Increasing numbers of connected devices, along with increasing levels of variable generation, changes the fundamental operation of the electricity system. Things like security of supply, stability and reliability, for instance, will be even more crucial when electricity comes to play an even bigger role in our societal infrastructure. In Denmark, you are part of a larger system with interconnection on all sides, but countries like Ireland have different challenges in that regard because we are an island. And with the Brexit transition period coming to an end there is the question of national borders, EU borders and so on, that also needs to be solved.“
3. Interconnected grid for increased use of renewables
“When looking at the European energy system of the future, we already see a highly interconnected and interdependent system or systems.
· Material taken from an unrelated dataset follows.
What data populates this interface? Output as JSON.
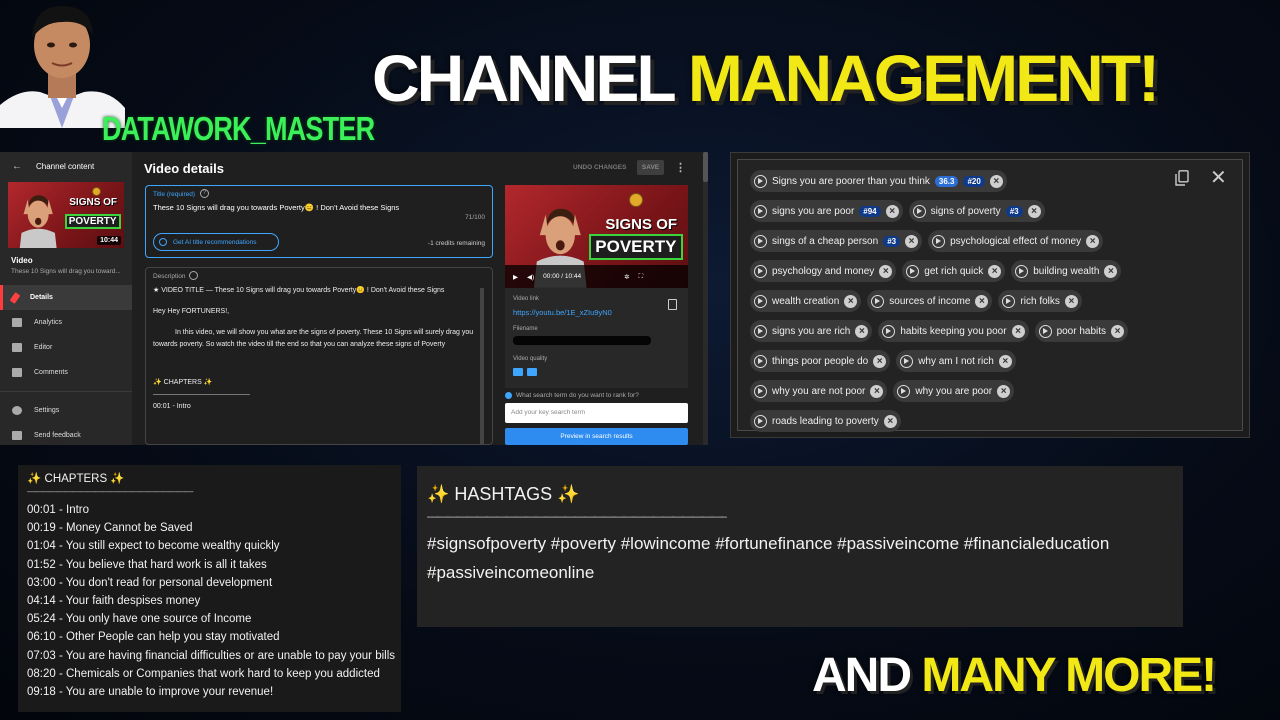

We have seen examples in the past of how poor coordination between national control centers has led to blackouts and grid issues, however the increasing interconnection is now reflected more in the energy market arrangements and I think this will develop further as interconnection grows.
If you look at a high level, though, you see the distance between where the major renewable energy sources are and where they are needed. For instance, there is a huge volume of energy in offshore wind yet to be extracted, and this will require energy transmission on a more continental basis to reach the energy demands in the center of Europe. So in that respect we will move towards a super grid or a highly interconnected grid across Europe – of course allowing for political and national challenges, as mentioned above.”
4. The flexibility challenge
“Flexibility will be a key challenge of not just the Danish but the larger European energy system of the future. We are talking about a grid handling everything from a residential level right up to the high-voltage transmission across great distances; interconnecting local infrastructures with the European market. This creates a great need for flexibility.
It is easy to say, well, we have all these electric vehicles and we have this amount of power, and we just need to balance the power and the demand, but translating that into reality is a very difficult challenge, as you well know in the FED project. But it is also a really big opportunity – especially if you widen the scope and include things like hydrogen or biogas or wastewater as flexibility sources. It will be very different from country to country and region to region, but there is a higher-level picture that needs to be watched closely, once you start interconnecting all these different aspects of society. The potential in terms of sustainability and decarbonization is huge!”
5. How to bring the consumers along
“One of the important aspects of all this is the consumer. We need to bring people along on this journey. Fortunately, we are currently seeing almost a kind of activism among the students at the universities in terms of the climate crisis, so I think in a few years’ time, we will really feel the impact of that as they move into the workplace and different professional settings.
But at a basic, private level, consumers of all ages need to be willing to change things. And I think this needs support, education and incentives. One aspect to look at could be the tariff structures and the pricing of electricity and energy – in that way the consumers would see flexibility as something positive rather than being suspicious of it. There is still quite a bit of suspicion around things like smart meters, people worrying that “Big Brother will be watching you” – quite forgetting that we already have a device in our pocket most hours of the day that can do exactly that. So there is a significant communications challenge to be solved there, but I really think the overall message is a positive one.”